April. What a lovely time, in concept. It's supposed to bring the showers that are warm and gentle, like the supposed arrival of spring, and best of all they promise flowers.
When I think of April in Alaska, I see snow piles rotted through with brown cavities, yet somehow not fully melted.
I think of car tires blasting through lakes that have formed in the roads, the muck appearing in yards, off the streets, and in front of the office as it sees daylight for the first time since snow fell.
Then I imagine, for yet another time, myself hitting the fast-forward button on the month. Or I picture myself on a climate-controlled plane with a cup of apple juice in front of me and my flip flops in a backpack, heading somewhere truly warm.
But inevitably I'm here, because I already used that flight back in February when things were still dark and my husband gently suggested I do something to improve my winter attitude. I'm here, scrolling through the newsfeed on my phone and seeing snapshots of my friends' daffodils and brazenly revealed upper arms, taking in some sunshine on a bike ride.

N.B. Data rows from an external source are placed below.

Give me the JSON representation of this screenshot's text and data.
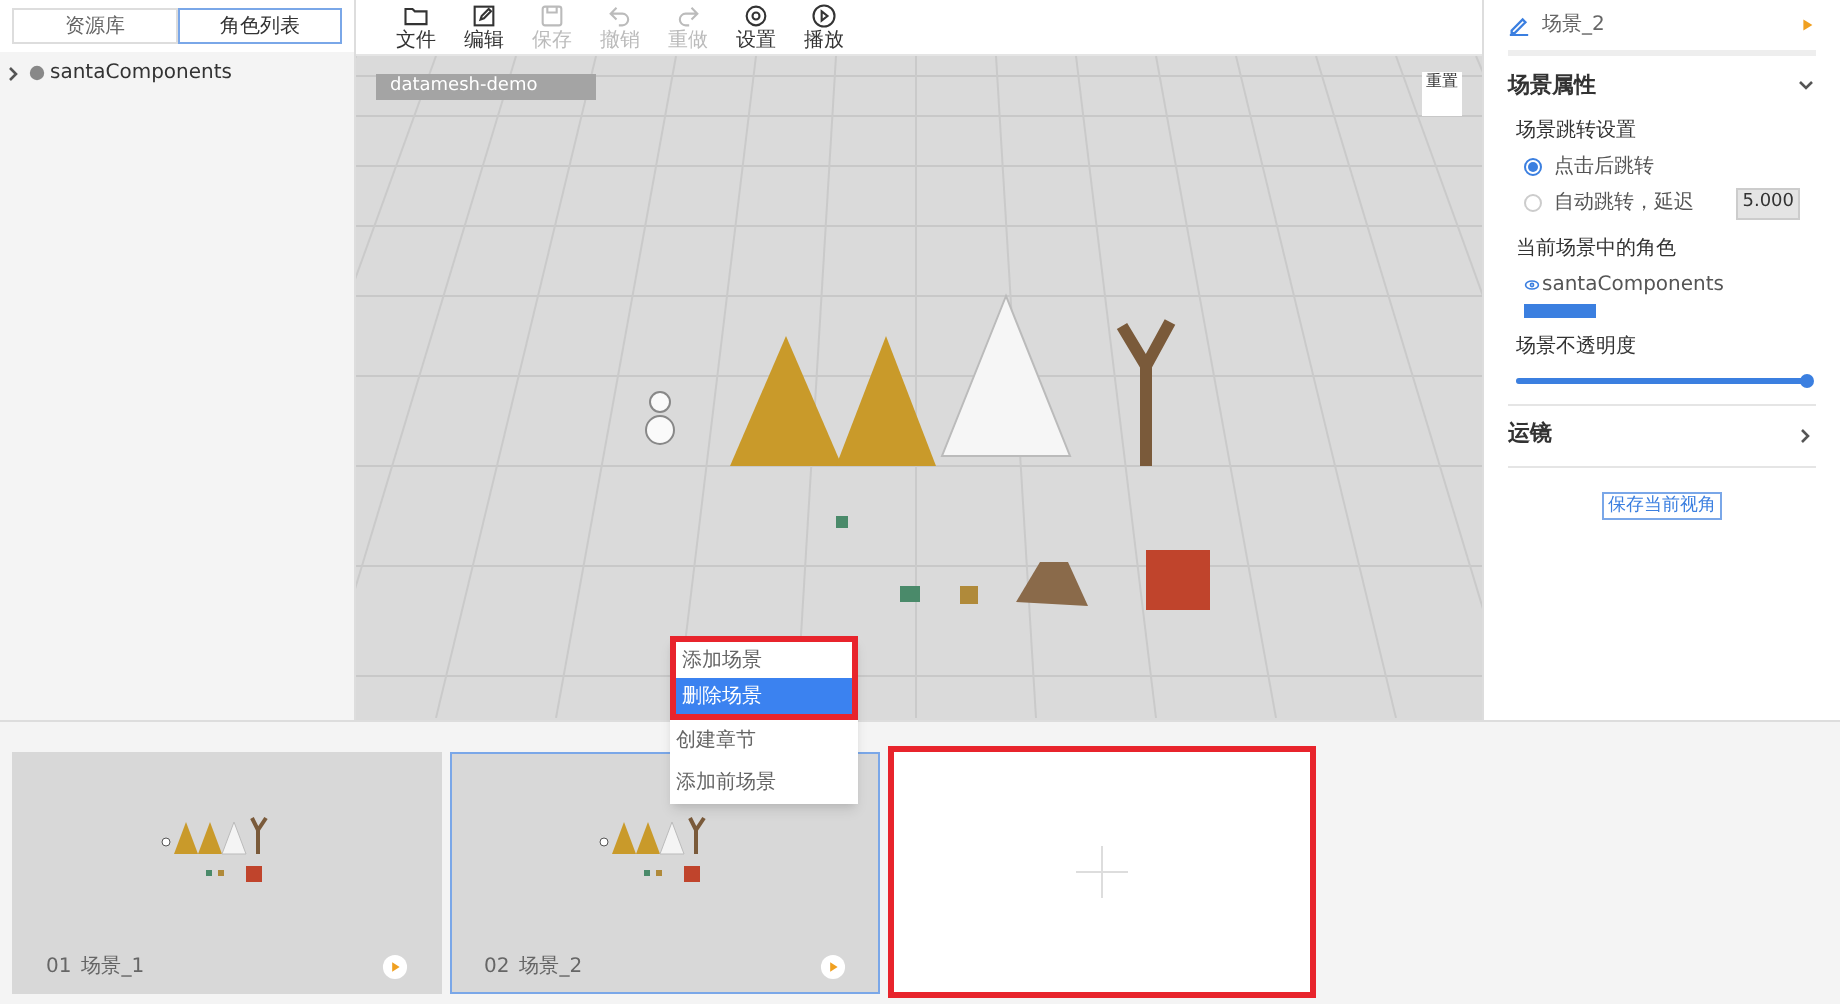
{
  "left_panel": {
    "tabs": [
      {
        "label": "资源库",
        "selected": false
      },
      {
        "label": "角色列表",
        "selected": true
      }
    ],
    "tree": [
      {
        "label": "santaComponents",
        "expanded": false
      }
    ]
  },
  "toolbar": [
    {
      "label": "文件",
      "kind": "folder",
      "disabled": false
    },
    {
      "label": "编辑",
      "kind": "edit",
      "disabled": false
    },
    {
      "label": "保存",
      "kind": "save",
      "disabled": true
    },
    {
      "label": "撤销",
      "kind": "undo",
      "disabled": true
    },
    {
      "label": "重做",
      "kind": "redo",
      "disabled": true
    },
    {
      "label": "设置",
      "kind": "settings",
      "disabled": false
    },
    {
      "label": "播放",
      "kind": "play",
      "disabled": false
    }
  ],
  "viewport": {
    "project_label": "datamesh-demo",
    "reset_button": "重置"
  },
  "context_menu": {
    "items": [
      {
        "label": "添加场景",
        "selected": false,
        "highlighted": true
      },
      {
        "label": "删除场景",
        "selected": true,
        "highlighted": true
      },
      {
        "label": "创建章节",
        "selected": false,
        "highlighted": false
      },
      {
        "label": "添加前场景",
        "selected": false,
        "highlighted": false
      }
    ]
  },
  "right_panel": {
    "scene_name": "场景_2",
    "sections": [
      {
        "title": "场景属性",
        "expanded": true
      },
      {
        "title": "运镜",
        "expanded": false
      }
    ],
    "jump_settings": {
      "title": "场景跳转设置",
      "options": [
        {
          "label": "点击后跳转",
          "selected": true
        },
        {
          "label": "自动跳转，延迟",
          "selected": false
        }
      ],
      "delay": "5.000"
    },
    "roles": {
      "title": "当前场景中的角色",
      "items": [
        "santaComponents"
      ]
    },
    "opacity": {
      "title": "场景不透明度",
      "level": 1.0
    },
    "save_view_button": "保存当前视角"
  },
  "scenes": [
    {
      "number": "01",
      "name": "场景_1",
      "selected": false
    },
    {
      "number": "02",
      "name": "场景_2",
      "selected": true
    }
  ],
  "add_scene_card": {
    "highlighted": true
  }
}
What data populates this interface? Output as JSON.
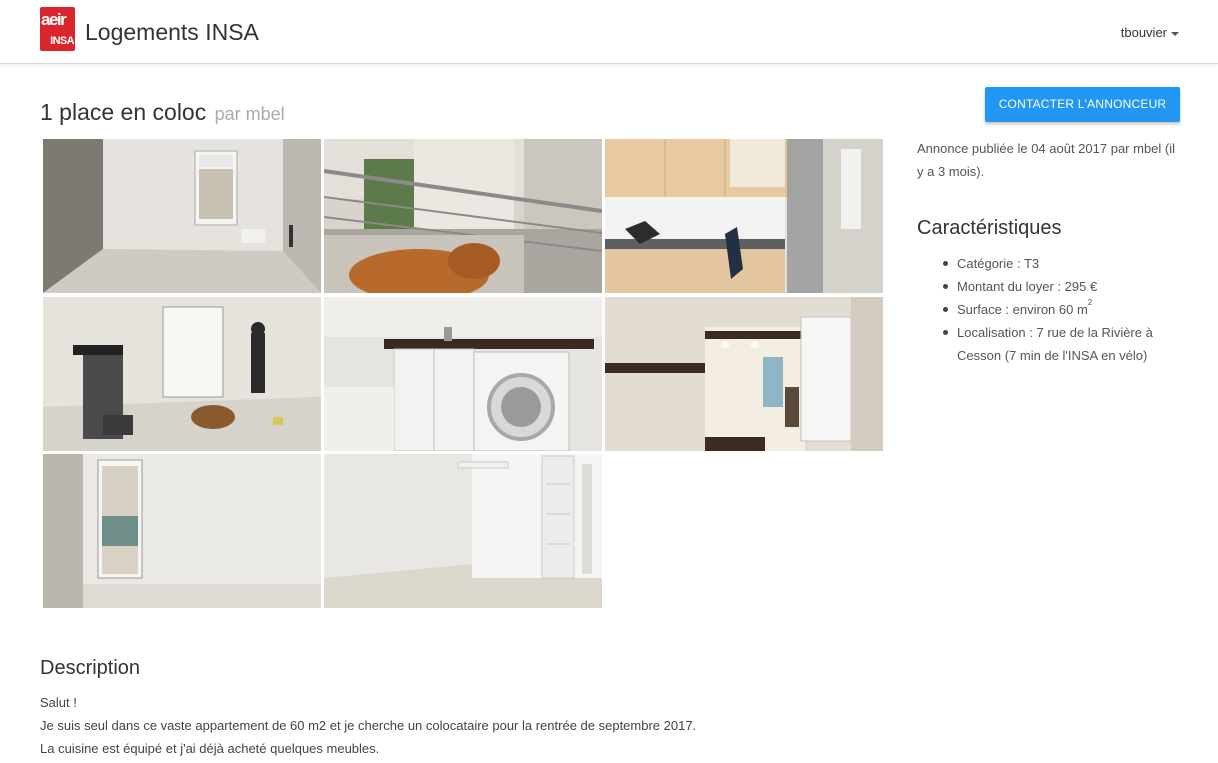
{
  "navbar": {
    "logo_top": "aeir",
    "logo_bottom": "INSA",
    "title": "Logements INSA",
    "user": "tbouvier"
  },
  "listing": {
    "title": "1 place en coloc",
    "by": "par mbel",
    "contact_label": "Contacter l'annonceur",
    "published": "Annonce publiée le 04 août 2017 par mbel (il y a 3 mois)."
  },
  "photos": [
    {
      "subject": "empty room with window"
    },
    {
      "subject": "balcony with dog"
    },
    {
      "subject": "kitchen"
    },
    {
      "subject": "living room with dog and person"
    },
    {
      "subject": "bathroom with washing machine"
    },
    {
      "subject": "bathroom mirror"
    },
    {
      "subject": "empty bedroom with window"
    },
    {
      "subject": "room with closet"
    }
  ],
  "features": {
    "title": "Caractéristiques",
    "category": "Catégorie : T3",
    "rent": "Montant du loyer : 295 €",
    "surface": "Surface : environ 60 m",
    "surface_exp": "2",
    "location": "Localisation : 7 rue de la Rivière à Cesson (7 min de l'INSA en vélo)"
  },
  "description": {
    "title": "Description",
    "lines": [
      "Salut !",
      "Je suis seul dans ce vaste appartement de 60 m2 et je cherche un colocataire pour la rentrée de septembre 2017.",
      "La cuisine est équipé et j'ai déjà acheté quelques meubles."
    ]
  },
  "colors": {
    "accent": "#2196f3",
    "brand": "#d9262c"
  }
}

These photos are taken in places where April showers actually bring May flowers. These photos exist to make Anchorage residents like me feel inferior and, yes, foolish.
April, as I've explained to my friends in the Lower 48 who suggest visiting, is simply the worst time in Anchorage. I explain to them, there is this thing called "break up." When they're confused, because break-up in the Lower 48 is what people do when they're done with one another, I have to elaborate.

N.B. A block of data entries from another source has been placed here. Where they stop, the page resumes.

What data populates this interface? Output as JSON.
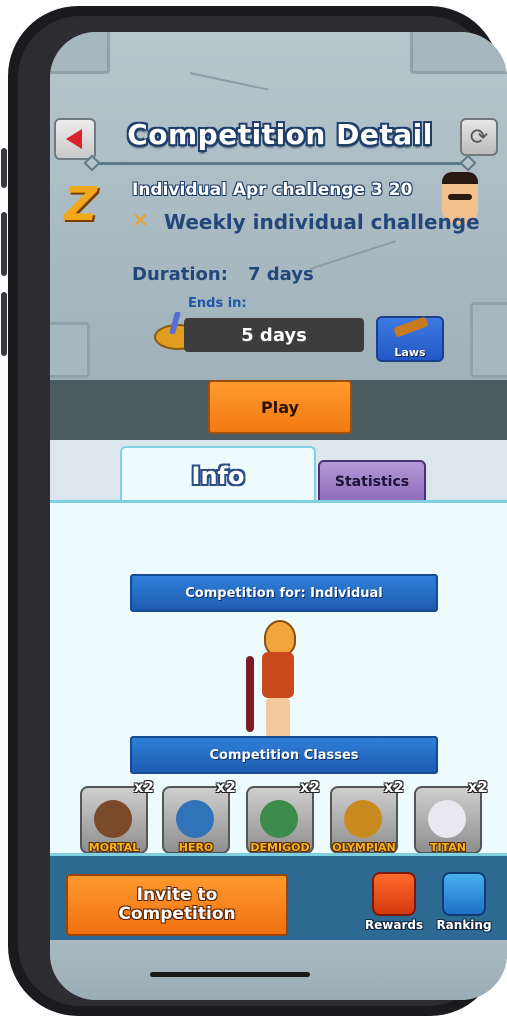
{
  "header": {
    "title": "Competition Detail"
  },
  "competition": {
    "name": "Individual Apr challenge 3 20",
    "type": "Weekly individual challenge",
    "duration_label": "Duration:",
    "duration_value": "7 days",
    "ends_label": "Ends in:",
    "ends_value": "5 days"
  },
  "buttons": {
    "laws": "Laws",
    "play": "Play",
    "invite_line1": "Invite to",
    "invite_line2": "Competition",
    "rewards": "Rewards",
    "ranking": "Ranking"
  },
  "tabs": {
    "info": "Info",
    "statistics": "Statistics"
  },
  "sections": {
    "competition_for": "Competition for: Individual",
    "competition_classes": "Competition Classes"
  },
  "classes": [
    {
      "name": "MORTAL",
      "multiplier": "x2",
      "color": "#7a4a2a"
    },
    {
      "name": "HERO",
      "multiplier": "x2",
      "color": "#2f74b8"
    },
    {
      "name": "DEMIGOD",
      "multiplier": "x2",
      "color": "#3d8b4a"
    },
    {
      "name": "OLYMPIAN",
      "multiplier": "x2",
      "color": "#c98a20"
    },
    {
      "name": "TITAN",
      "multiplier": "x2",
      "color": "#e8e8ee"
    }
  ],
  "colors": {
    "accent_orange": "#f27a12",
    "title_blue": "#23477a",
    "section_blue": "#1f5cb0",
    "tab_purple": "#8c6ab8"
  }
}
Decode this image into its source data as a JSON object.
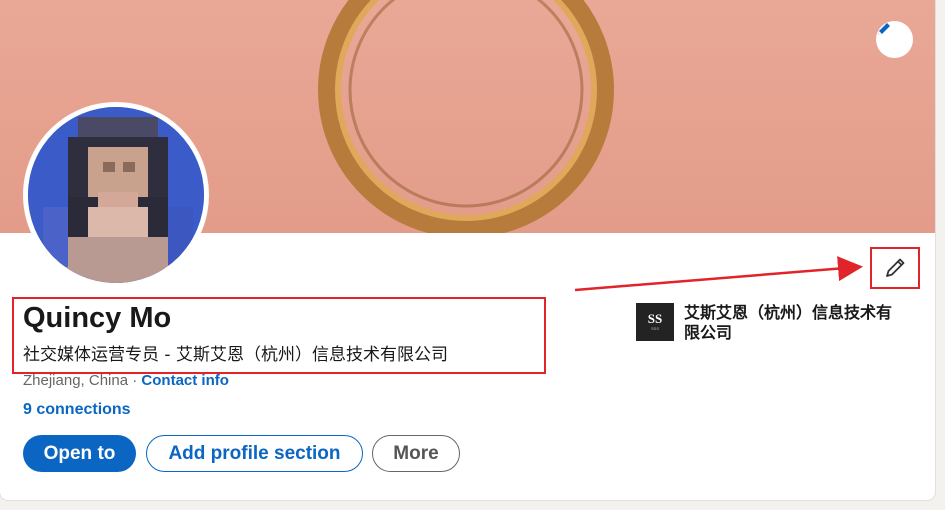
{
  "profile": {
    "name": "Quincy Mo",
    "headline": "社交媒体运营专员 - 艾斯艾恩（杭州）信息技术有限公司",
    "location": "Zhejiang, China",
    "separator": " · ",
    "contact_info_label": "Contact info",
    "connections": "9 connections"
  },
  "actions": {
    "open_to": "Open to",
    "add_profile_section": "Add profile section",
    "more": "More"
  },
  "company": {
    "name": "艾斯艾恩（杭州）信息技术有限公司",
    "logo_mark": "SS",
    "logo_caption": "SSS"
  },
  "icons": {
    "banner_edit": "pencil-icon",
    "intro_edit": "pencil-icon"
  },
  "colors": {
    "accent": "#0a66c2",
    "annotation": "#e0242a",
    "banner": "#e8a593"
  }
}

"You know, when it's snowed a whole bunch and then all of a sudden everything melts and for, like, an afternoon where you live, your backyard gets mushy and there are puddles in the street?"

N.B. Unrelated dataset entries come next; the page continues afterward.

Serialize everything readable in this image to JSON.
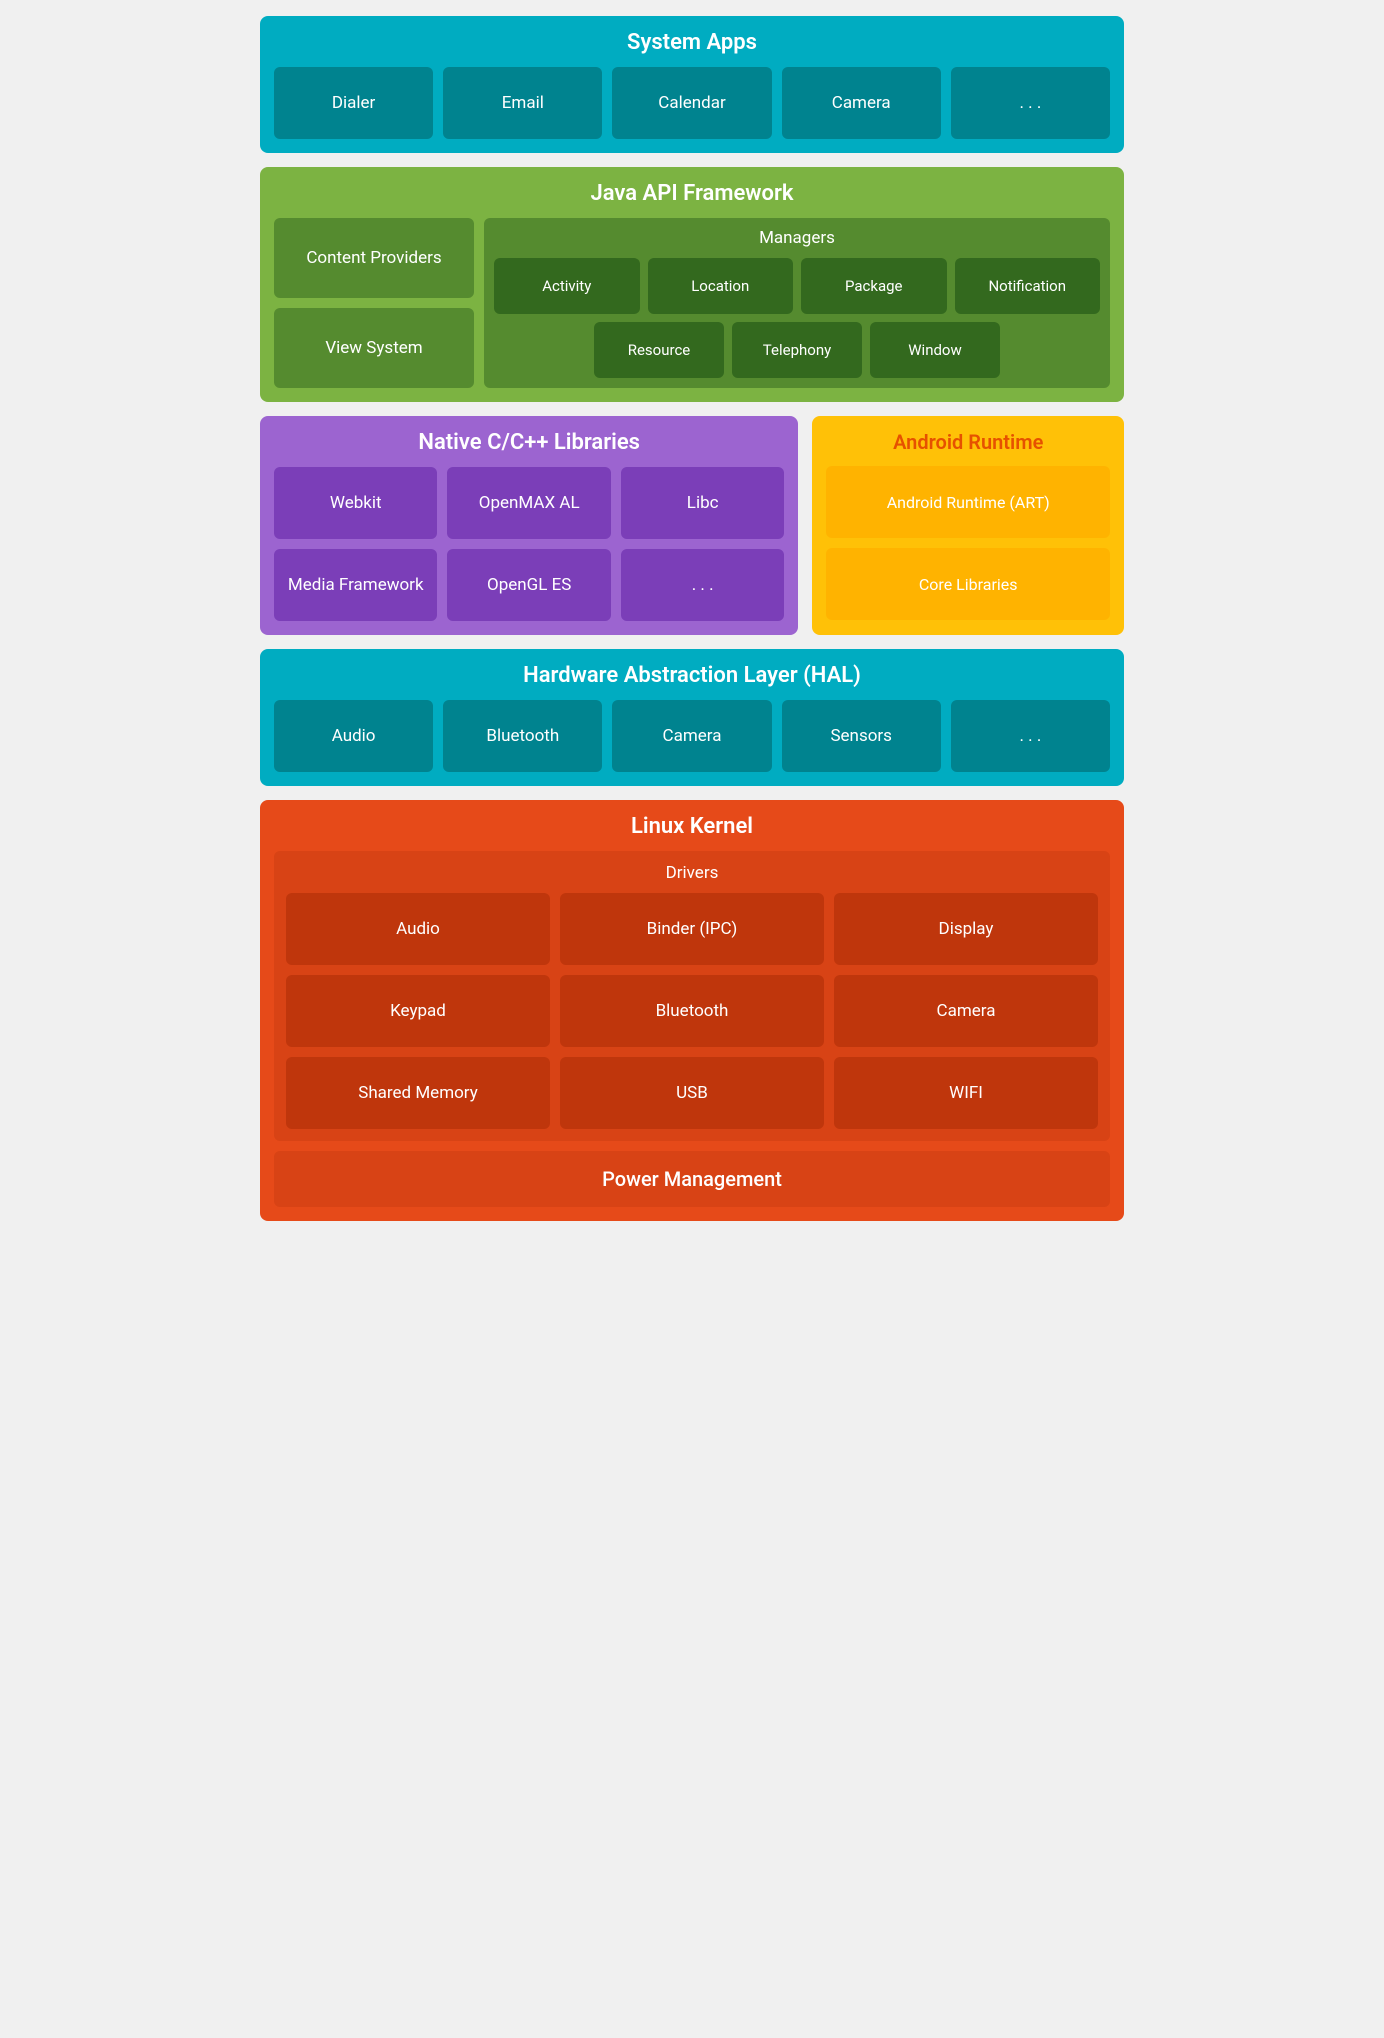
{
  "system_apps": {
    "title": "System Apps",
    "tiles": [
      "Dialer",
      "Email",
      "Calendar",
      "Camera",
      ". . ."
    ]
  },
  "java_api": {
    "title": "Java API Framework",
    "left_tiles": [
      "Content Providers",
      "View System"
    ],
    "managers_title": "Managers",
    "managers_row1": [
      "Activity",
      "Location",
      "Package",
      "Notification"
    ],
    "managers_row2": [
      "Resource",
      "Telephony",
      "Window"
    ]
  },
  "native": {
    "title": "Native C/C++ Libraries",
    "tiles": [
      "Webkit",
      "OpenMAX AL",
      "Libc",
      "Media Framework",
      "OpenGL ES",
      ". . ."
    ]
  },
  "runtime": {
    "title": "Android Runtime",
    "tiles": [
      "Android Runtime (ART)",
      "Core Libraries"
    ]
  },
  "hal": {
    "title": "Hardware Abstraction Layer (HAL)",
    "tiles": [
      "Audio",
      "Bluetooth",
      "Camera",
      "Sensors",
      ". . ."
    ]
  },
  "kernel": {
    "title": "Linux Kernel",
    "drivers_title": "Drivers",
    "drivers": [
      "Audio",
      "Binder (IPC)",
      "Display",
      "Keypad",
      "Bluetooth",
      "Camera",
      "Shared Memory",
      "USB",
      "WIFI"
    ],
    "power_management": "Power Management"
  }
}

"Break up in Anchorage is like that, only after an Alaskan winter, with snow everywhere. It melts all at once and that all at once is in April. The worst time in Anchorage? It's break up time."
So my Lower 48 friends book their trips for a better month, like June or July, and go back to posting their seemingly harmless pictures of daffodils (that cause me sadness and pain, and make me question my decision-making ability, because why would someone choose to live in a place where daffodils don't grow in April?). I take in the sight of Anchorage, dip a toe in the watery mire of our fair city, and decide to go inside. This is only after kicking the rotting snow bank. In short, I have an adult temper tantrum, which usually finds me sulking indoors and watching Netflix while 9 p.m. sun shines tantalizingly into my leaving room. The sun won't leave me alone.
However, sometime in the month, I start to (slowly) have a change in attitude. This change happens when someone hosts a barbecue and I'm standing on a back porch, realizing it's still daylight and we're grilling.
It happens the first time I drive down to Bird Ridge on a weeknight to get an after-work o'clock hike in.
It happens as some sidewalks start to appear from beneath the puddles and I can run again. When I decide to go to Seward for the weekend and camp in the back of the truck. When my friends' cheeks feature new, ruddy, sunglasses tans.
April exists to make the rest of the months in Anchorage feel better. It exists as the final knock down, drag out fight of winter. Breaking up really does bring out the worst in Alaska, and I will be glad when it's over.
Alli Harvey lives, works and plays in Anchorage.
BY ALLI HARVEY
DAILY NEWS CORRESPONDENT